● **What the exercise asks**: Your task is to repeat the entries below exactly and to leave their images out.

[Material for this task — start]

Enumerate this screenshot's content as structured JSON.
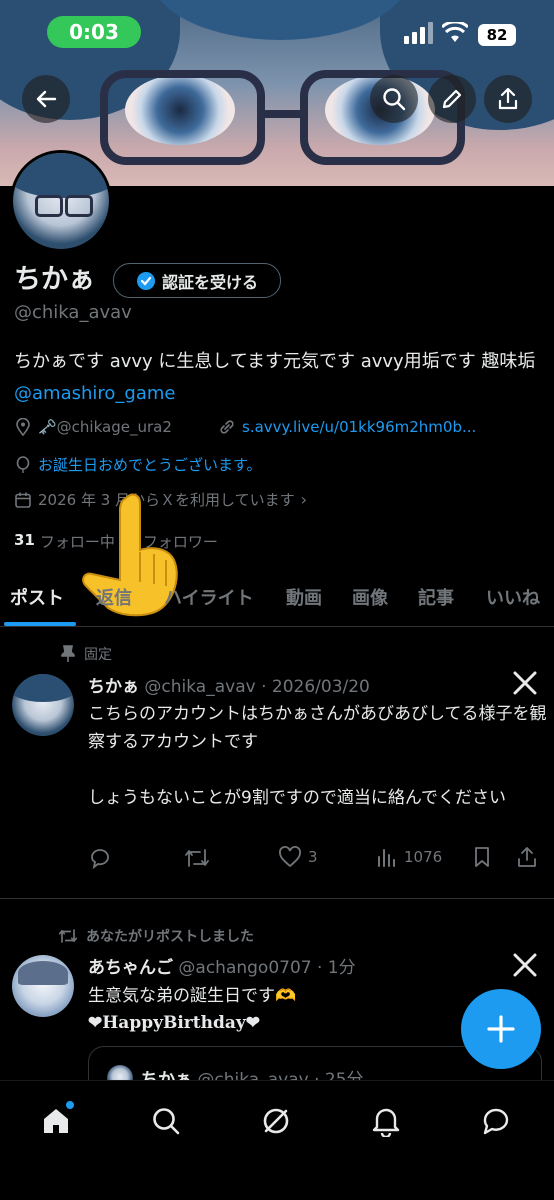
{
  "status_bar": {
    "time": "0:03",
    "battery": "82"
  },
  "profile": {
    "display_name": "ちかぁ",
    "verify_label": "認証を受ける",
    "handle": "@chika_avav",
    "bio_text": "ちかぁです avvy に生息してます元気です avvy用垢です 趣味垢 ",
    "bio_mention": "@amashiro_game",
    "location": "🗝️@chikage_ura2",
    "link": "s.avvy.live/u/01kk96m2hm0b...",
    "birthday": "お誕生日おめでとうございます。",
    "joined": "2026 年 3 月からＸを利用しています",
    "following_count": "31",
    "following_label": "フォロー中",
    "followers_label": "フォロワー"
  },
  "tabs": [
    "ポスト",
    "返信",
    "ハイライト",
    "動画",
    "画像",
    "記事",
    "いいね"
  ],
  "pinned_label": "固定",
  "tweet1": {
    "name": "ちかぁ",
    "handle_date": "@chika_avav · 2026/03/20",
    "text": "こちらのアカウントはちかぁさんがあびあびしてる様子を観察するアカウントです\n\nしょうもないことが9割ですので適当に絡んでください",
    "likes": "3",
    "views": "1076"
  },
  "repost_label": "あなたがリポストしました",
  "tweet2": {
    "name": "あちゃんご",
    "handle_date": "@achango0707 · 1分",
    "line1": "生意気な弟の誕生日です🫶",
    "line2": "❤HappyBirthday❤",
    "quote_name": "ちかぁ",
    "quote_handle": "@chika_avav · 25分"
  },
  "colors": {
    "accent": "#1d9bf0",
    "background": "#000000",
    "text": "#e7e9ea",
    "muted": "#71767b"
  }
}
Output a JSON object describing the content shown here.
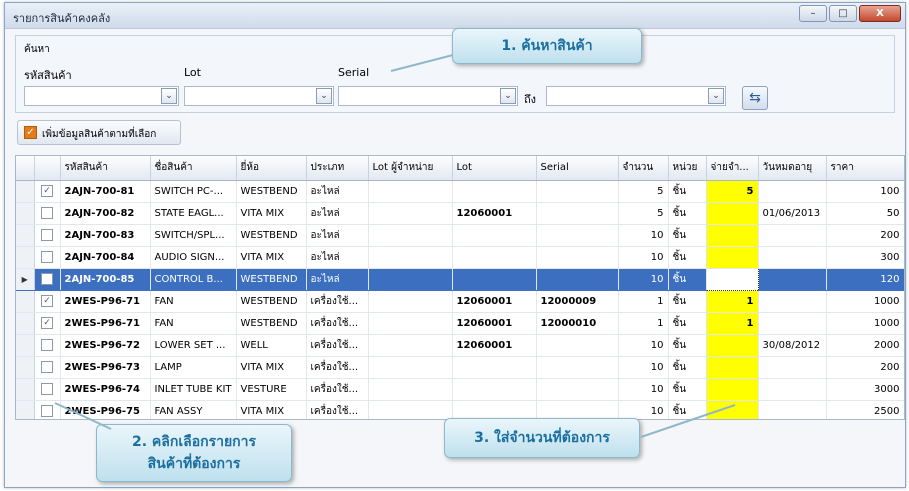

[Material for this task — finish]

● **Task solution**:
Enumerate this screenshot's content as structured JSON.
{
  "status_bar": {
    "time": "0:03",
    "battery": "82"
  },
  "profile": {
    "display_name": "ちかぁ",
    "verify_label": "認証を受ける",
    "handle": "@chika_avav",
    "bio_text": "ちかぁです avvy に生息してます元気です avvy用垢です 趣味垢 ",
    "bio_mention": "@amashiro_game",
    "location": "🗝️@chikage_ura2",
    "link": "s.avvy.live/u/01kk96m2hm0b...",
    "birthday": "お誕生日おめでとうございます。",
    "joined": "2026 年 3 月からＸを利用しています",
    "following_count": "31",
    "following_label": "フォロー中",
    "followers_label": "フォロワー"
  },
  "tabs": [
    "ポスト",
    "返信",
    "ハイライト",
    "動画",
    "画像",
    "記事",
    "いいね"
  ],
  "pinned_label": "固定",
  "tweet1": {
    "name": "ちかぁ",
    "handle_date": "@chika_avav · 2026/03/20",
    "text": "こちらのアカウントはちかぁさんがあびあびしてる様子を観察するアカウントです\n\nしょうもないことが9割ですので適当に絡んでください",
    "likes": "3",
    "views": "1076"
  },
  "repost_label": "あなたがリポストしました",
  "tweet2": {
    "name": "あちゃんご",
    "handle_date": "@achango0707 · 1分",
    "line1": "生意気な弟の誕生日です🫶",
    "line2": "❤HappyBirthday❤",
    "quote_name": "ちかぁ",
    "quote_handle": "@chika_avav · 25分"
  },
  "colors": {
    "accent": "#1d9bf0",
    "background": "#000000",
    "text": "#e7e9ea",
    "muted": "#71767b"
  }
}
Output a JSON object describing the content shown here.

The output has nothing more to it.